• Home
  • Latest
  • Briefings
  • Clarifying Entitlement to Finder's Fees in New York Real Estate Transactions

Clarifying Entitlement to Finder's Fees in New York Real Estate Transactions

Posted on 08 May 2015

New York courts have recently decided a series of cases that are making plain when a property finder is - or is not - entitled to collect a finder's fee.  Although the basic rules are clear: finder's-fee agreements need to be in writing and signed by the buyer,[1] disputes concerning entitlement to finder’s fees are commonplace.

In the past year, New York Courts have contextualized the limitations on entitlement to these fees.  For example, at the New York Supreme Court, Justice Kornreich clarified that "all services rendered in connection with the facilitation of a real estate sale are subject to the statute of frauds”[2].  In that case, the finder characterized its actions as providing a “broad array of services to help defendants purchase the Property.  Such services ran the gamut from collecting due diligence, valuing the property, procuring legal services, and interfacing with the seller”.  Ultimately, however, the breach of contract claim was dismissed because the "services were rendered in connection to [the] defendants' purchase of the property and no signed, written agreement exists.”

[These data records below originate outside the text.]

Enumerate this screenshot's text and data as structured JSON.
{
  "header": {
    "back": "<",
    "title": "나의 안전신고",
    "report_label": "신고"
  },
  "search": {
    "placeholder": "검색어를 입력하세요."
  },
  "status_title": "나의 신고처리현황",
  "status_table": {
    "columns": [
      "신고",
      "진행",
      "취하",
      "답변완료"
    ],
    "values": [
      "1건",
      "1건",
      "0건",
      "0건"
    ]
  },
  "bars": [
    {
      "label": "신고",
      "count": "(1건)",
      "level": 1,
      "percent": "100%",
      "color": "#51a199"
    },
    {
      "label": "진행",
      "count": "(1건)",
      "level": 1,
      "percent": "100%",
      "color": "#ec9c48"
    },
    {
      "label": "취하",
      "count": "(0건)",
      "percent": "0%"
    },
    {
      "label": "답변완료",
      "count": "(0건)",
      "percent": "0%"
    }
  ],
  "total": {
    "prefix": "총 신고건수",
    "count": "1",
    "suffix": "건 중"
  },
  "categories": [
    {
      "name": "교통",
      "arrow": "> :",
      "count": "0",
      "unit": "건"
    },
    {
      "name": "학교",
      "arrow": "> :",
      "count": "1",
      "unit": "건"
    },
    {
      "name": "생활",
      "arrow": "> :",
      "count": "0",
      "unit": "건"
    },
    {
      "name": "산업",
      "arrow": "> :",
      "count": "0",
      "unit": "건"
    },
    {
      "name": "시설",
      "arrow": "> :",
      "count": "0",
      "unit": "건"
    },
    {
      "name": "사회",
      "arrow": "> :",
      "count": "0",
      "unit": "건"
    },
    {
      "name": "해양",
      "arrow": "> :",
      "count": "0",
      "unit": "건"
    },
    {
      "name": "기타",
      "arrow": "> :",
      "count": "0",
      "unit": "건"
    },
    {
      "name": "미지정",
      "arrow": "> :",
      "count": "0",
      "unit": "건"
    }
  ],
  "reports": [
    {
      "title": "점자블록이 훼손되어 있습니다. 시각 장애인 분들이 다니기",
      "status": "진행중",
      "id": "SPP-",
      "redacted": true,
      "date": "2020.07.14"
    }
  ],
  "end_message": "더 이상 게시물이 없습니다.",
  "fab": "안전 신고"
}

In her most recent decision on this topic, Multi Capital Group LLC v. Karasick, the Supreme Court Judge denied a claim to a $2 million finder’s fee because, even assuming an agreement was in place, the finder failed to establish causation.  In this case, the finder needs to establish that “the final deal which was carried through flowed directly from the introduction.  He must establish a continuing connection between the finder’s service and the ultimate transaction."[3]  In Multi Capital Group, no finder's fee was due even though the supposed finder introduced the buyer to the property they ultimately purchased.  The introduction preceded the ultimate transaction by four years and that ultimate transaction was "brought to [the buyers] in a manner wholly uncaused by anything reasonably attributable to [the supposed finder].  The question is causation."  Accordingly, because the finder did not facilitate the actual transaction, it was not entitled to a fee.

Given the current pace of transactions in the New York real estate market, claims that test the parameters of finder’s fee entitlement are expected to continue.  Mishcon de Reya lawyers are well versed in these issues and can advise both buyers and finders in these disputes.


[1] N.Y. General Obligations Law 5-701(a)(10)

[2] Penncolab LLC v. 118 East 59th Street Realty, Index No. 653806/2013

[3] Index No. 652598/2011.